For example if we ran 140 plays (the avg. number from 2006) at the same time per play as 2005 (1:20) the games should have averaged 187.6 minutes (3:07:36). The difference between that and the actual elapsed time of the games in 2006 was 10 minutes (10:06).
Just to put it into perspective 10 minutes and 6 seconds is enough time to run twenty 30-second commercials.
Now I work in advertising, so I understand the need for ad sponsorship. Without it, our favorite sport would not be available to us to watch for free (or cheaply because most of us watch as part of some cable package). But this analysis suggests that there was some degree of sleight of hand with regards to the implementation of the new clock rules. We're getting less football and more commercials.
As a follow up to the analysis, I noticed that several different networks carry Gator games (and some games are pay-per-view only). There could be differences in how many commercial "pods" each network has in its games that could affect the elapsed time of the games, so I decided to compare both years in the same way but looking only at games that CBS carried. I chose CBS because they are the network that carried the most Gator games in both years that I looked at.

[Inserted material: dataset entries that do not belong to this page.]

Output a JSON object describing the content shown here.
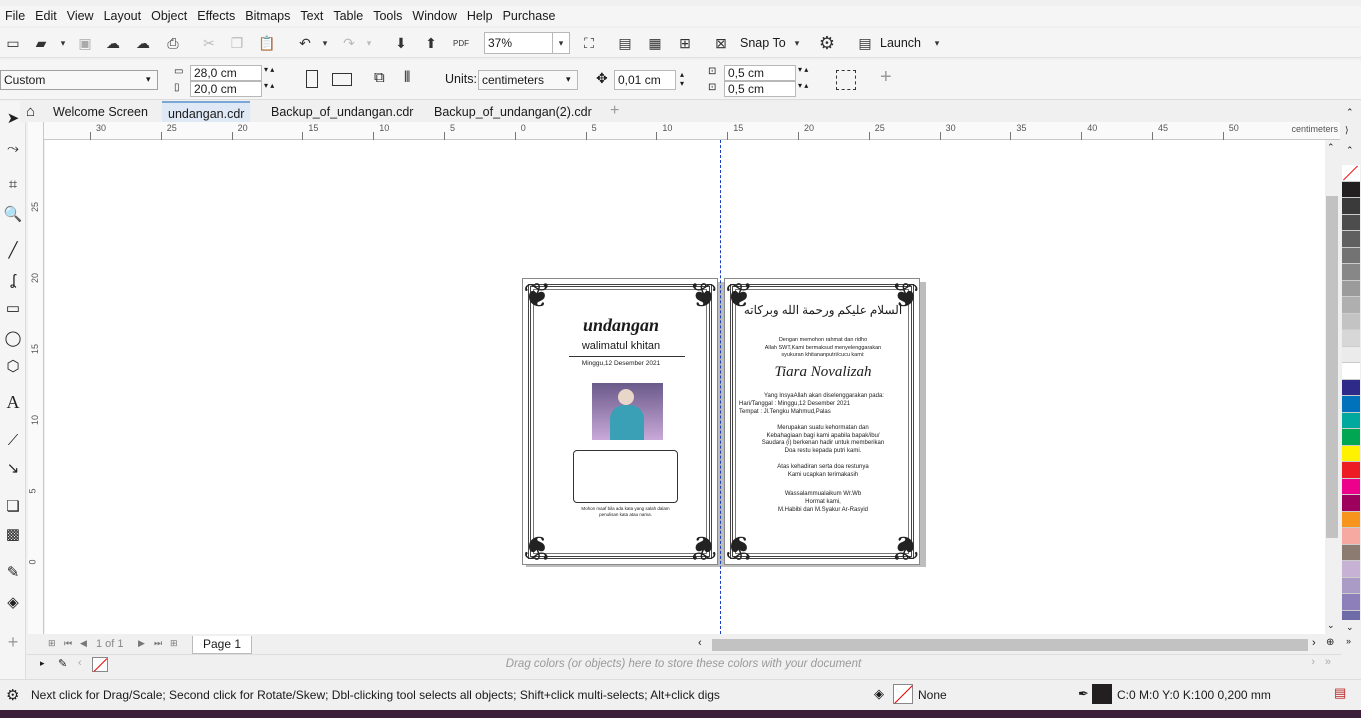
{
  "menu": [
    "File",
    "Edit",
    "View",
    "Layout",
    "Object",
    "Effects",
    "Bitmaps",
    "Text",
    "Table",
    "Tools",
    "Window",
    "Help",
    "Purchase"
  ],
  "toolbar": {
    "zoom": "37%",
    "snap_label": "Snap To",
    "launch_label": "Launch"
  },
  "props": {
    "preset": "Custom",
    "width": "28,0 cm",
    "height": "20,0 cm",
    "units_label": "Units:",
    "units": "centimeters",
    "nudge": "0,01 cm",
    "dup_x": "0,5 cm",
    "dup_y": "0,5 cm"
  },
  "tabs": [
    "Welcome Screen",
    "undangan.cdr",
    "Backup_of_undangan.cdr",
    "Backup_of_undangan(2).cdr"
  ],
  "ruler": {
    "unit": "centimeters",
    "h_ticks": [
      "30",
      "25",
      "20",
      "15",
      "10",
      "5",
      "0",
      "5",
      "10",
      "15",
      "20",
      "25",
      "30",
      "35",
      "40",
      "45",
      "50"
    ],
    "v_ticks": [
      "25",
      "20",
      "15",
      "10",
      "5",
      "0"
    ]
  },
  "cover": {
    "title": "undangan",
    "subtitle": "walimatul khitan",
    "date": "Minggu,12 Desember 2021",
    "note": "Mohon maaf bila ada kata yang salah dalam penulisan kata atau nama."
  },
  "inner": {
    "arabic": "السلام عليكم ورحمة الله وبركاته",
    "intro": [
      "Dengan memohon rahmat dan ridho",
      "Allah SWT,Kami bermaksud menyelenggarakan",
      "syukuran khitananputri/cucu kami:"
    ],
    "name": "Tiara Novalizah",
    "details": [
      "Yang InsyaAllah akan diselenggarakan pada:",
      "Hari/Tanggal : Minggu,12 Desember 2021",
      "Tempat : Jl.Tengku Mahmud,Palas"
    ],
    "body": [
      "Merupakan suatu kehormatan dan",
      "Kebahagiaan bagi kami apabila bapak/ibu/",
      "Saudara (i) berkenan hadir untuk memberikan",
      "Doa restu kepada putri kami."
    ],
    "thanks": [
      "Atas kehadiran serta doa restunya",
      "Kami ucapkan terimakasih"
    ],
    "closing": [
      "Wassalammualaikum Wr.Wb",
      "Hormat kami,",
      "M.Habibi dan M.Syakur Ar-Rasyid"
    ]
  },
  "pagenav": {
    "count": "1 of 1",
    "page_tab": "Page 1"
  },
  "docpalette": {
    "hint": "Drag colors (or objects) here to store these colors with your document"
  },
  "status": {
    "message": "Next click for Drag/Scale; Second click for Rotate/Skew; Dbl-clicking tool selects all objects; Shift+click multi-selects; Alt+click digs",
    "fill": "None",
    "outline": "C:0 M:0 Y:0 K:100  0,200 mm"
  },
  "palette_colors": [
    "#231f20",
    "#3a3a3a",
    "#4d4d4d",
    "#606060",
    "#737373",
    "#878787",
    "#9b9b9b",
    "#afafaf",
    "#c3c3c3",
    "#d7d7d7",
    "#ebebeb",
    "#ffffff",
    "#2d2a8a",
    "#0072bc",
    "#00a99d",
    "#00a651",
    "#fff200",
    "#ed1c24",
    "#ec008c",
    "#9e005d",
    "#f7941d",
    "#f5a9a0",
    "#8c7b70",
    "#c7b2d6",
    "#a99bc6",
    "#8d7fba",
    "#6f6aa8"
  ]
}
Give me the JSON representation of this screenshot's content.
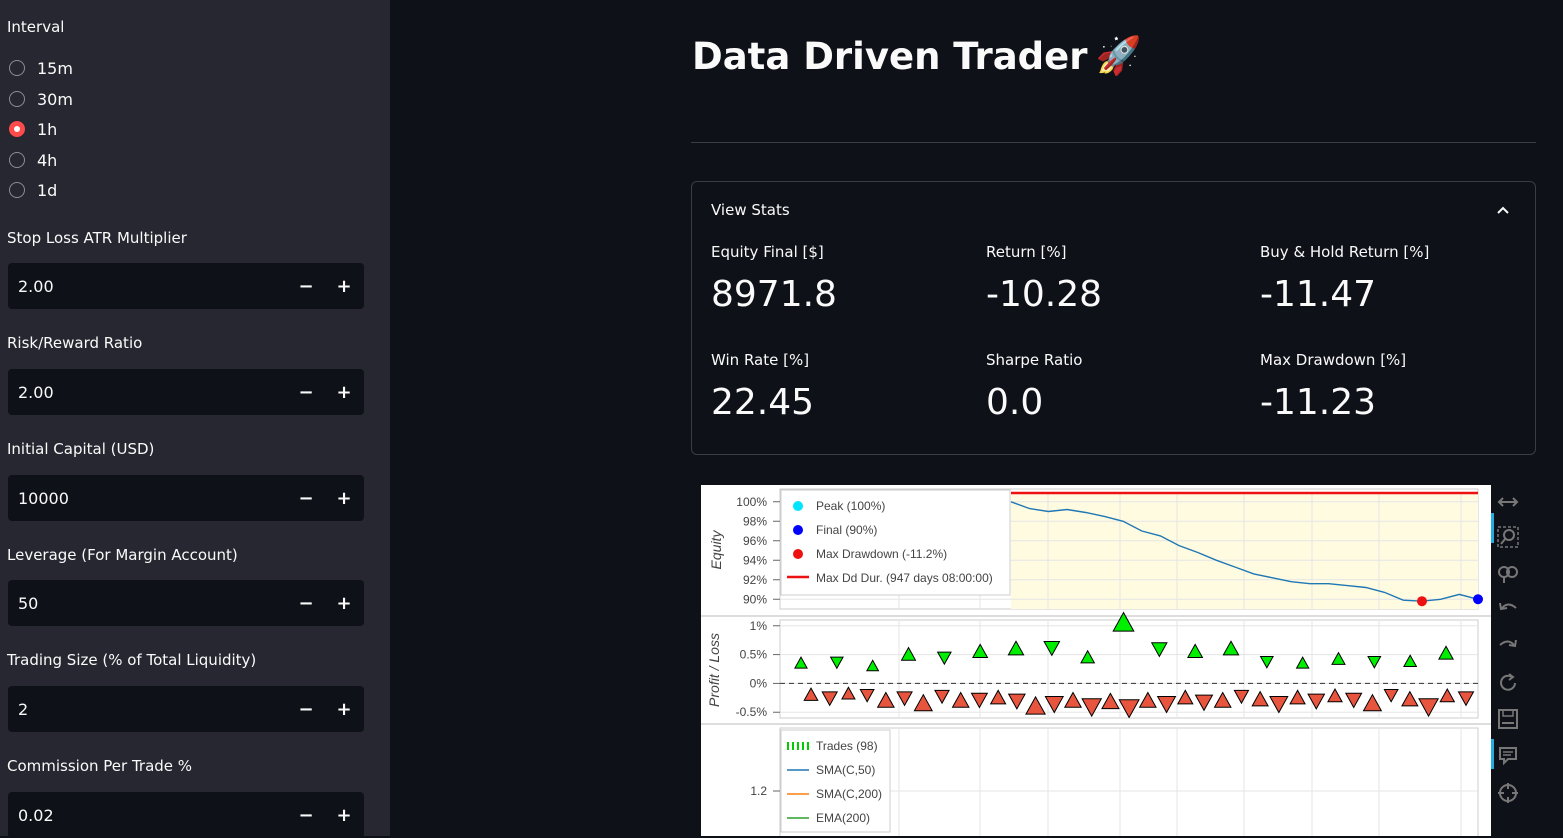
{
  "sidebar": {
    "interval_label": "Interval",
    "intervals": [
      "15m",
      "30m",
      "1h",
      "4h",
      "1d"
    ],
    "selected_interval": "1h",
    "inputs": [
      {
        "label": "Stop Loss ATR Multiplier",
        "value": "2.00"
      },
      {
        "label": "Risk/Reward Ratio",
        "value": "2.00"
      },
      {
        "label": "Initial Capital (USD)",
        "value": "10000"
      },
      {
        "label": "Leverage (For Margin Account)",
        "value": "50"
      },
      {
        "label": "Trading Size (% of Total Liquidity)",
        "value": "2"
      },
      {
        "label": "Commission Per Trade %",
        "value": "0.02"
      }
    ],
    "minus_symbol": "−",
    "plus_symbol": "+"
  },
  "main": {
    "title": "Data Driven Trader",
    "title_emoji": "🚀",
    "stats": {
      "title": "View Stats",
      "metrics": [
        {
          "label": "Equity Final [$]",
          "value": "8971.8"
        },
        {
          "label": "Return [%]",
          "value": "-10.28"
        },
        {
          "label": "Buy & Hold Return [%]",
          "value": "-11.47"
        },
        {
          "label": "Win Rate [%]",
          "value": "22.45"
        },
        {
          "label": "Sharpe Ratio",
          "value": "0.0"
        },
        {
          "label": "Max Drawdown [%]",
          "value": "-11.23"
        }
      ]
    }
  },
  "plot": {
    "equity_ylabel": "Equity",
    "pl_ylabel": "Profit / Loss",
    "equity_ticks": [
      "100%",
      "98%",
      "96%",
      "94%",
      "92%",
      "90%"
    ],
    "pl_ticks": [
      "1%",
      "0.5%",
      "0%",
      "-0.5%"
    ],
    "price_ticks": [
      "1.2"
    ],
    "equity_legend": [
      "Peak (100%)",
      "Final (90%)",
      "Max Drawdown (-11.2%)",
      "Max Dd Dur. (947 days 08:00:00)"
    ],
    "price_legend": [
      "Trades (98)",
      "SMA(C,50)",
      "SMA(C,200)",
      "EMA(200)"
    ],
    "colors": {
      "peak": "#00e5ff",
      "final": "#0000ff",
      "max_drawdown": "#ee1111",
      "equity_line": "#1f77b4",
      "win": "#00ee00",
      "loss": "#e8553f",
      "sma50": "#1f77b4",
      "sma200": "#ff7f0e",
      "ema200": "#2ca02c",
      "dd_fill": "#fffbe0"
    },
    "toolbar_icons": [
      "pan-icon",
      "box-zoom-icon",
      "wheel-zoom-icon",
      "undo-icon",
      "redo-icon",
      "reset-icon",
      "save-icon",
      "hover-icon",
      "crosshair-icon"
    ]
  },
  "chart_data": [
    {
      "type": "line",
      "ylabel": "Equity",
      "ylim": [
        89,
        101
      ],
      "series": [
        {
          "name": "Equity",
          "values": [
            100.0,
            99.3,
            99.0,
            99.2,
            98.9,
            98.5,
            98.0,
            97.0,
            96.5,
            95.5,
            94.8,
            94.0,
            93.3,
            92.6,
            92.2,
            91.8,
            91.6,
            91.6,
            91.4,
            91.2,
            90.7,
            89.9,
            89.8,
            90.0,
            90.5,
            90.0
          ]
        }
      ]
    },
    {
      "type": "scatter",
      "ylabel": "Profit / Loss",
      "ylim": [
        -0.6,
        1.1
      ],
      "series": [
        {
          "name": "win",
          "values": [
            0.35,
            0.37,
            0.3,
            0.5,
            0.45,
            0.55,
            0.6,
            0.62,
            0.45,
            1.05,
            0.6,
            0.55,
            0.6,
            0.38,
            0.35,
            0.42,
            0.38,
            0.38,
            0.52
          ]
        },
        {
          "name": "loss",
          "values": [
            -0.2,
            -0.25,
            -0.18,
            -0.2,
            -0.3,
            -0.25,
            -0.35,
            -0.22,
            -0.3,
            -0.28,
            -0.25,
            -0.3,
            -0.4,
            -0.35,
            -0.3,
            -0.4,
            -0.32,
            -0.42,
            -0.3,
            -0.35,
            -0.25,
            -0.32,
            -0.3,
            -0.22,
            -0.28,
            -0.35,
            -0.25,
            -0.3,
            -0.22,
            -0.28,
            -0.35,
            -0.2,
            -0.28,
            -0.4,
            -0.22,
            -0.25
          ]
        }
      ]
    }
  ]
}
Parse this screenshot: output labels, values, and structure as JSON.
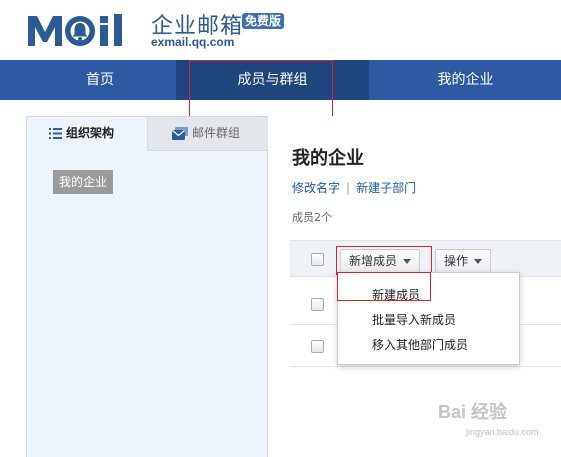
{
  "header": {
    "logo_text": "Mail",
    "brand_cn": "企业邮箱",
    "badge": "免费版",
    "url": "exmail.qq.com"
  },
  "nav": {
    "items": [
      {
        "label": "首页"
      },
      {
        "label": "成员与群组"
      },
      {
        "label": "我的企业"
      }
    ],
    "active_index": 1
  },
  "sidebar": {
    "tabs": [
      {
        "label": "组织架构",
        "icon": "list-icon"
      },
      {
        "label": "邮件群组",
        "icon": "mail-group-icon"
      }
    ],
    "org_root": "我的企业"
  },
  "main": {
    "title": "我的企业",
    "links": [
      "修改名字",
      "新建子部门"
    ],
    "link_separator": "|",
    "member_count": "成员2个",
    "toolbar": {
      "add_member_label": "新增成员",
      "actions_label": "操作"
    },
    "dropdown_items": [
      "新建成员",
      "批量导入新成员",
      "移入其他部门成员"
    ]
  },
  "watermark": {
    "brand": "Bai  经验",
    "sub": "jingyan.baidu.com"
  },
  "colors": {
    "nav_bg": "#2d5ba3",
    "nav_active": "#1f467f",
    "brand_blue": "#2b5a96",
    "highlight_red": "#d9232d",
    "sidebar_bg": "#eef4fb"
  }
}
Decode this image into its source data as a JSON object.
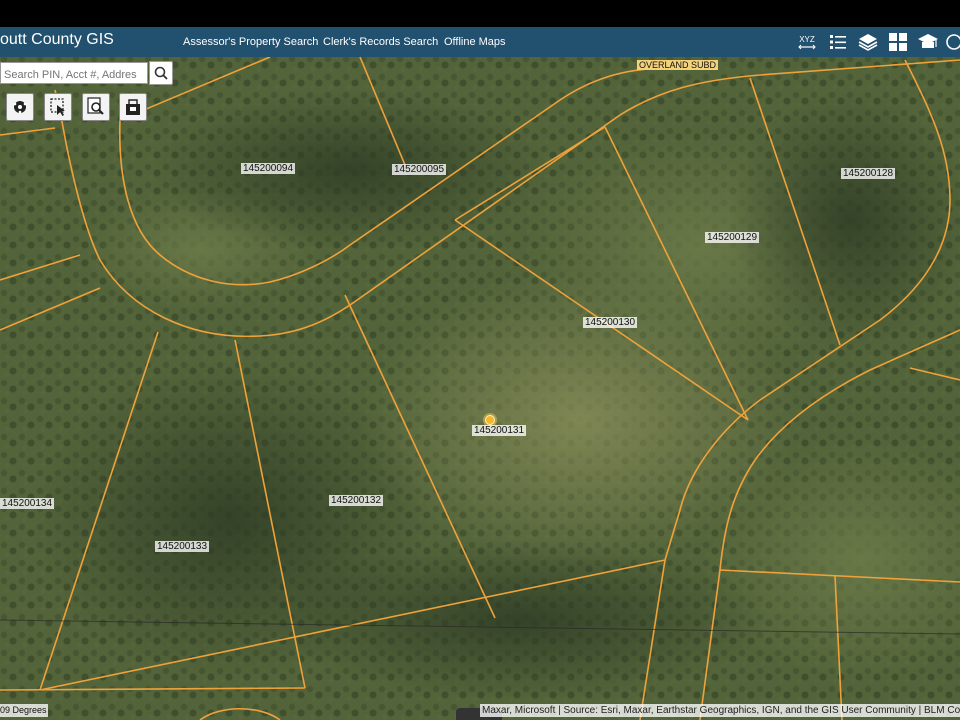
{
  "header": {
    "title": "outt County GIS",
    "links": [
      "Assessor's Property Search",
      "Clerk's Records Search",
      "Offline Maps"
    ],
    "icons": [
      "xyz-coordinates-icon",
      "legend-list-icon",
      "layers-icon",
      "basemap-gallery-icon",
      "print-icon",
      "more-icon"
    ],
    "xyz_label": "XYZ"
  },
  "search": {
    "placeholder": "Search PIN, Acct #, Addres",
    "icon": "search-icon"
  },
  "tools": [
    "identify-tool-icon",
    "select-tool-icon",
    "query-tool-icon",
    "print-bag-icon"
  ],
  "map": {
    "subdivision_label": "OVERLAND SUBD",
    "parcels": [
      "145200094",
      "145200095",
      "145200128",
      "145200129",
      "145200130",
      "145200131",
      "145200132",
      "145200133",
      "145200134"
    ],
    "location_marker": "location-pin-icon",
    "parcel_line_color": "#f0a23a",
    "scale_text": "09 Degrees",
    "attribution": "Maxar, Microsoft | Source: Esri, Maxar, Earthstar Geographics, IGN, and the GIS User Community | BLM Colo"
  },
  "colors": {
    "header_bg": "#22506f",
    "imagery_base": "#4f5f35"
  }
}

In six CBS games in 2005 the average elapsed time was 205.7 minutes (3:25:42) and an average of 147 plays were run in those games. The time per play was 1.4 minutes (1:24). Since the number of plays run in CBS games and overall in 2005 was pretty much the same but the elapsed time was longer for the CBS games, it suggests that CBS does in fact fill their broadcasts of the games with more commercials than the non-CBS broadcasts.
In 2006 there were only five regular season games broadcast on CBS and they averaged an elapsed time of 204.2 minutes (3:24:12). The average number of plays was 139, again 8 lower than CBS games in 2005. The time per play was 1.46 minutes (1:28).
If we take the number of plays that were run in an average CBS game in 2006 (139) and multiply it by the time per play from 2005 CBS games we should have had games that were 194.6 minutes (3:14:36) long. The difference between how long the games actually were and how long they "should" have been was 9.6 minutes (9:36). That's enough time to run at least nineteen 30-second TV spots.
In the end I think it's pretty obvious that, like a lot of product manufacturers, the NCAA created a new package with less "stuff" (game) in it and lowered the price (the time of the game) slightly to fool us into thinking we were getting a better deal. We've been had.
NOTE: Initially I had only calculated offensive plays for the Gators and the opponents in the games analyzed. The updated numbers include kicks and punts. The addition of kicks and punts to the analysis did not change the ultimate conclusion, in fact it exacerbated it. The amount of commercial spots that the networks were able to milk out of each game in 2006 increased from 17 to 20 (14 to 19 for CBS games) after the analysis was tweaked. We were had worse than I thought.
Saturday, January 27, 2007
UPDATED and CORRECTED